◆ **TASK REQUIREMENTS**
The listing below must be repeated word for word, with its images excluded.
[Opening DATA FOR THE TASK section]
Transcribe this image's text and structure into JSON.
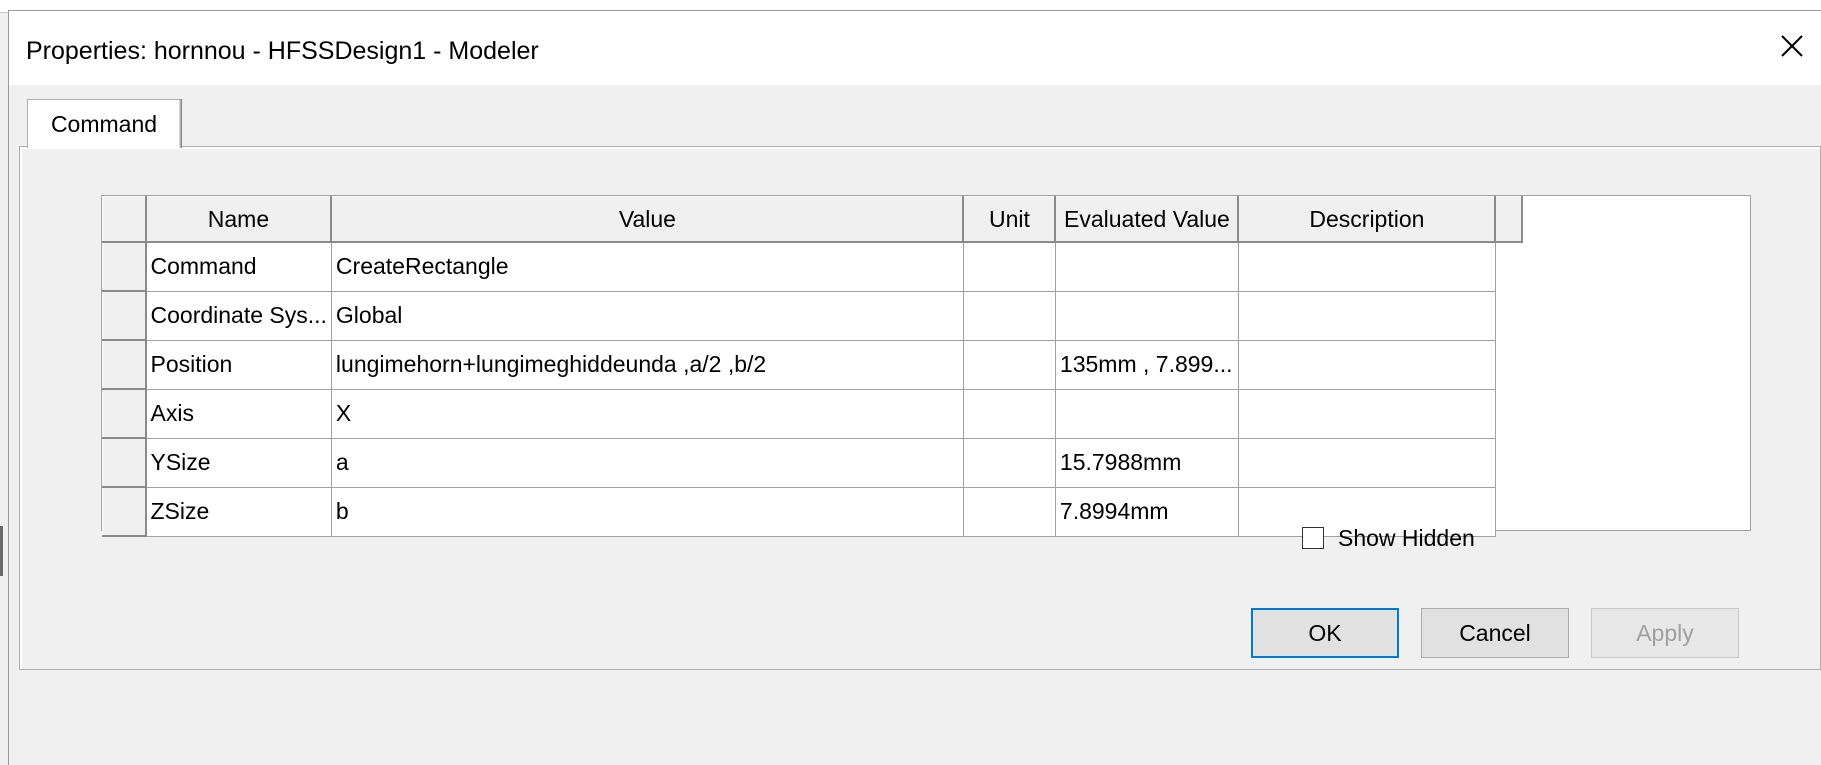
{
  "window": {
    "title": "Properties: hornnou - HFSSDesign1 - Modeler",
    "close_icon": "close-icon"
  },
  "tabs": [
    {
      "label": "Command",
      "active": true
    }
  ],
  "grid": {
    "columns": [
      "Name",
      "Value",
      "Unit",
      "Evaluated Value",
      "Description"
    ],
    "rows": [
      {
        "name": "Command",
        "value": "CreateRectangle",
        "unit": "",
        "evaluated": "",
        "description": ""
      },
      {
        "name": "Coordinate Sys...",
        "value": "Global",
        "unit": "",
        "evaluated": "",
        "description": ""
      },
      {
        "name": "Position",
        "value": "lungimehorn+lungimeghiddeunda ,a/2 ,b/2",
        "unit": "",
        "evaluated": "135mm , 7.899...",
        "description": ""
      },
      {
        "name": "Axis",
        "value": "X",
        "unit": "",
        "evaluated": "",
        "description": ""
      },
      {
        "name": "YSize",
        "value": "a",
        "unit": "",
        "evaluated": "15.7988mm",
        "description": ""
      },
      {
        "name": "ZSize",
        "value": "b",
        "unit": "",
        "evaluated": "7.8994mm",
        "description": ""
      }
    ]
  },
  "show_hidden": {
    "label": "Show Hidden",
    "checked": false
  },
  "buttons": {
    "ok": "OK",
    "cancel": "Cancel",
    "apply": "Apply"
  },
  "colors": {
    "accent": "#0078d7",
    "disabled_text": "#a0a0a0"
  }
}
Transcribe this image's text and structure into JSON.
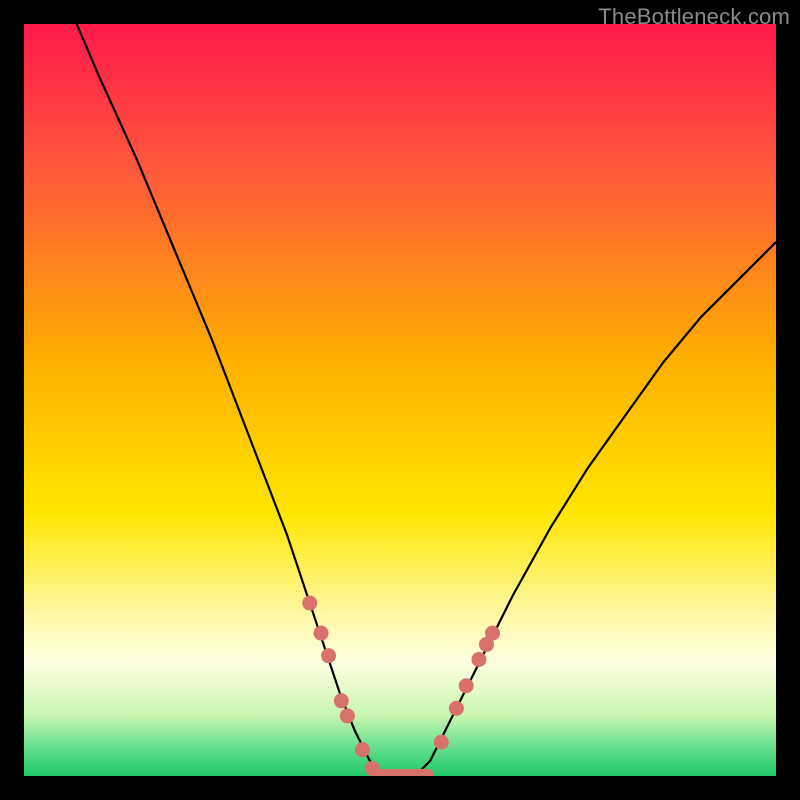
{
  "watermark": "TheBottleneck.com",
  "chart_data": {
    "type": "line",
    "title": "",
    "xlabel": "",
    "ylabel": "",
    "xlim": [
      0,
      100
    ],
    "ylim": [
      0,
      100
    ],
    "grid": false,
    "series": [
      {
        "name": "bottleneck-curve",
        "x": [
          7,
          10,
          15,
          20,
          25,
          30,
          35,
          38,
          40,
          42,
          44,
          46,
          48,
          50,
          52,
          54,
          56,
          60,
          65,
          70,
          75,
          80,
          85,
          90,
          95,
          100
        ],
        "y": [
          100,
          93,
          82,
          70,
          58,
          45,
          32,
          23,
          17,
          11,
          6,
          2,
          0,
          0,
          0,
          2,
          6,
          14,
          24,
          33,
          41,
          48,
          55,
          61,
          66,
          71
        ]
      }
    ],
    "markers": {
      "name": "highlight-dots",
      "color": "#d9716b",
      "points": [
        {
          "x": 38.0,
          "y": 23.0
        },
        {
          "x": 39.5,
          "y": 19.0
        },
        {
          "x": 40.5,
          "y": 16.0
        },
        {
          "x": 42.2,
          "y": 10.0
        },
        {
          "x": 43.0,
          "y": 8.0
        },
        {
          "x": 45.0,
          "y": 3.5
        },
        {
          "x": 46.3,
          "y": 1.0
        },
        {
          "x": 55.5,
          "y": 4.5
        },
        {
          "x": 57.5,
          "y": 9.0
        },
        {
          "x": 58.8,
          "y": 12.0
        },
        {
          "x": 60.5,
          "y": 15.5
        },
        {
          "x": 61.5,
          "y": 17.5
        },
        {
          "x": 62.3,
          "y": 19.0
        }
      ]
    },
    "flat_segment": {
      "name": "trough-bar",
      "color": "#d9716b",
      "x_start": 46.5,
      "x_end": 54.5,
      "y": 0
    },
    "gradient_stops": [
      {
        "offset": 0.0,
        "color": "#ff1a4b"
      },
      {
        "offset": 0.2,
        "color": "#ff5a3a"
      },
      {
        "offset": 0.45,
        "color": "#ffb000"
      },
      {
        "offset": 0.65,
        "color": "#ffe600"
      },
      {
        "offset": 0.78,
        "color": "#fff7a0"
      },
      {
        "offset": 0.85,
        "color": "#ffffe0"
      },
      {
        "offset": 0.92,
        "color": "#c8f5b0"
      },
      {
        "offset": 0.96,
        "color": "#68e090"
      },
      {
        "offset": 1.0,
        "color": "#20c868"
      }
    ]
  }
}
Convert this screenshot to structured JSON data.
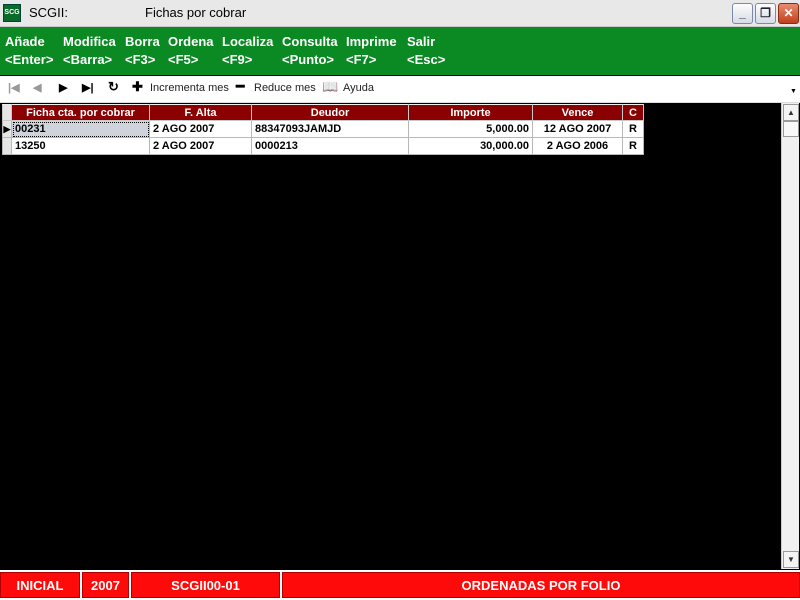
{
  "window": {
    "app_title": "SCGII:",
    "doc_title": "Fichas por cobrar",
    "minimize": "_",
    "maximize": "❐",
    "close": "✕"
  },
  "menu": [
    {
      "label": "Añade",
      "key": "<Enter>"
    },
    {
      "label": "Modifica",
      "key": "<Barra>"
    },
    {
      "label": "Borra",
      "key": "<F3>"
    },
    {
      "label": "Ordena",
      "key": "<F5>"
    },
    {
      "label": "Localiza",
      "key": "<F9>"
    },
    {
      "label": "Consulta",
      "key": "<Punto>"
    },
    {
      "label": "Imprime",
      "key": "<F7>"
    },
    {
      "label": "Salir",
      "key": "<Esc>"
    }
  ],
  "toolbar": {
    "first_icon": "first-record-icon",
    "prev_icon": "prev-record-icon",
    "next_icon": "next-record-icon",
    "last_icon": "last-record-icon",
    "refresh_icon": "refresh-icon",
    "increase_label": "Incrementa mes",
    "decrease_label": "Reduce mes",
    "help_label": "Ayuda"
  },
  "table": {
    "columns": [
      "Ficha cta. por cobrar",
      "F. Alta",
      "Deudor",
      "Importe",
      "Vence",
      "C"
    ],
    "rows": [
      [
        "00231",
        "2 AGO 2007",
        "88347093JAMJD",
        "5,000.00",
        "12 AGO 2007",
        "R"
      ],
      [
        "13250",
        "2 AGO 2007",
        "0000213",
        "30,000.00",
        "2 AGO 2006",
        "R"
      ]
    ]
  },
  "status": {
    "mode": "INICIAL",
    "year": "2007",
    "screen_code": "SCGII00-01",
    "order": "ORDENADAS POR FOLIO"
  },
  "colors": {
    "menubar": "#0b8a23",
    "header": "#8b0000",
    "statusbar": "#ff0a0a"
  }
}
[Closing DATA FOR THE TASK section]
◆ **COMPLETED EXERCISE**
Transcribe this image's text and structure into JSON.
{
  "window": {
    "title": "Properties: hornnou - HFSSDesign1 - Modeler",
    "close_icon": "close-icon"
  },
  "tabs": [
    {
      "label": "Command",
      "active": true
    }
  ],
  "grid": {
    "columns": [
      "Name",
      "Value",
      "Unit",
      "Evaluated Value",
      "Description"
    ],
    "rows": [
      {
        "name": "Command",
        "value": "CreateRectangle",
        "unit": "",
        "evaluated": "",
        "description": ""
      },
      {
        "name": "Coordinate Sys...",
        "value": "Global",
        "unit": "",
        "evaluated": "",
        "description": ""
      },
      {
        "name": "Position",
        "value": "lungimehorn+lungimeghiddeunda ,a/2 ,b/2",
        "unit": "",
        "evaluated": "135mm , 7.899...",
        "description": ""
      },
      {
        "name": "Axis",
        "value": "X",
        "unit": "",
        "evaluated": "",
        "description": ""
      },
      {
        "name": "YSize",
        "value": "a",
        "unit": "",
        "evaluated": "15.7988mm",
        "description": ""
      },
      {
        "name": "ZSize",
        "value": "b",
        "unit": "",
        "evaluated": "7.8994mm",
        "description": ""
      }
    ]
  },
  "show_hidden": {
    "label": "Show Hidden",
    "checked": false
  },
  "buttons": {
    "ok": "OK",
    "cancel": "Cancel",
    "apply": "Apply"
  },
  "colors": {
    "accent": "#0078d7",
    "disabled_text": "#a0a0a0"
  }
}
Transcribe this image's text and structure into JSON.
{
  "watermark": "TheBottleneck.com",
  "chart_data": {
    "type": "line",
    "title": "",
    "xlabel": "",
    "ylabel": "",
    "xlim": [
      0,
      100
    ],
    "ylim": [
      0,
      100
    ],
    "grid": false,
    "series": [
      {
        "name": "bottleneck-curve",
        "x": [
          7,
          10,
          15,
          20,
          25,
          30,
          35,
          38,
          40,
          42,
          44,
          46,
          48,
          50,
          52,
          54,
          56,
          60,
          65,
          70,
          75,
          80,
          85,
          90,
          95,
          100
        ],
        "y": [
          100,
          93,
          82,
          70,
          58,
          45,
          32,
          23,
          17,
          11,
          6,
          2,
          0,
          0,
          0,
          2,
          6,
          14,
          24,
          33,
          41,
          48,
          55,
          61,
          66,
          71
        ]
      }
    ],
    "markers": {
      "name": "highlight-dots",
      "color": "#d9716b",
      "points": [
        {
          "x": 38.0,
          "y": 23.0
        },
        {
          "x": 39.5,
          "y": 19.0
        },
        {
          "x": 40.5,
          "y": 16.0
        },
        {
          "x": 42.2,
          "y": 10.0
        },
        {
          "x": 43.0,
          "y": 8.0
        },
        {
          "x": 45.0,
          "y": 3.5
        },
        {
          "x": 46.3,
          "y": 1.0
        },
        {
          "x": 55.5,
          "y": 4.5
        },
        {
          "x": 57.5,
          "y": 9.0
        },
        {
          "x": 58.8,
          "y": 12.0
        },
        {
          "x": 60.5,
          "y": 15.5
        },
        {
          "x": 61.5,
          "y": 17.5
        },
        {
          "x": 62.3,
          "y": 19.0
        }
      ]
    },
    "flat_segment": {
      "name": "trough-bar",
      "color": "#d9716b",
      "x_start": 46.5,
      "x_end": 54.5,
      "y": 0
    },
    "gradient_stops": [
      {
        "offset": 0.0,
        "color": "#ff1a4b"
      },
      {
        "offset": 0.2,
        "color": "#ff5a3a"
      },
      {
        "offset": 0.45,
        "color": "#ffb000"
      },
      {
        "offset": 0.65,
        "color": "#ffe600"
      },
      {
        "offset": 0.78,
        "color": "#fff7a0"
      },
      {
        "offset": 0.85,
        "color": "#ffffe0"
      },
      {
        "offset": 0.92,
        "color": "#c8f5b0"
      },
      {
        "offset": 0.96,
        "color": "#68e090"
      },
      {
        "offset": 1.0,
        "color": "#20c868"
      }
    ]
  }
}
Convert this screenshot to structured JSON data.
{
  "window": {
    "app_title": "SCGII:",
    "doc_title": "Fichas por cobrar",
    "minimize": "_",
    "maximize": "❐",
    "close": "✕"
  },
  "menu": [
    {
      "label": "Añade",
      "key": "<Enter>"
    },
    {
      "label": "Modifica",
      "key": "<Barra>"
    },
    {
      "label": "Borra",
      "key": "<F3>"
    },
    {
      "label": "Ordena",
      "key": "<F5>"
    },
    {
      "label": "Localiza",
      "key": "<F9>"
    },
    {
      "label": "Consulta",
      "key": "<Punto>"
    },
    {
      "label": "Imprime",
      "key": "<F7>"
    },
    {
      "label": "Salir",
      "key": "<Esc>"
    }
  ],
  "toolbar": {
    "first_icon": "first-record-icon",
    "prev_icon": "prev-record-icon",
    "next_icon": "next-record-icon",
    "last_icon": "last-record-icon",
    "refresh_icon": "refresh-icon",
    "increase_label": "Incrementa mes",
    "decrease_label": "Reduce mes",
    "help_label": "Ayuda"
  },
  "table": {
    "columns": [
      "Ficha cta. por cobrar",
      "F. Alta",
      "Deudor",
      "Importe",
      "Vence",
      "C"
    ],
    "rows": [
      [
        "00231",
        "2 AGO 2007",
        "88347093JAMJD",
        "5,000.00",
        "12 AGO 2007",
        "R"
      ],
      [
        "13250",
        "2 AGO 2007",
        "0000213",
        "30,000.00",
        "2 AGO 2006",
        "R"
      ]
    ]
  },
  "status": {
    "mode": "INICIAL",
    "year": "2007",
    "screen_code": "SCGII00-01",
    "order": "ORDENADAS POR FOLIO"
  },
  "colors": {
    "menubar": "#0b8a23",
    "header": "#8b0000",
    "statusbar": "#ff0a0a"
  }
}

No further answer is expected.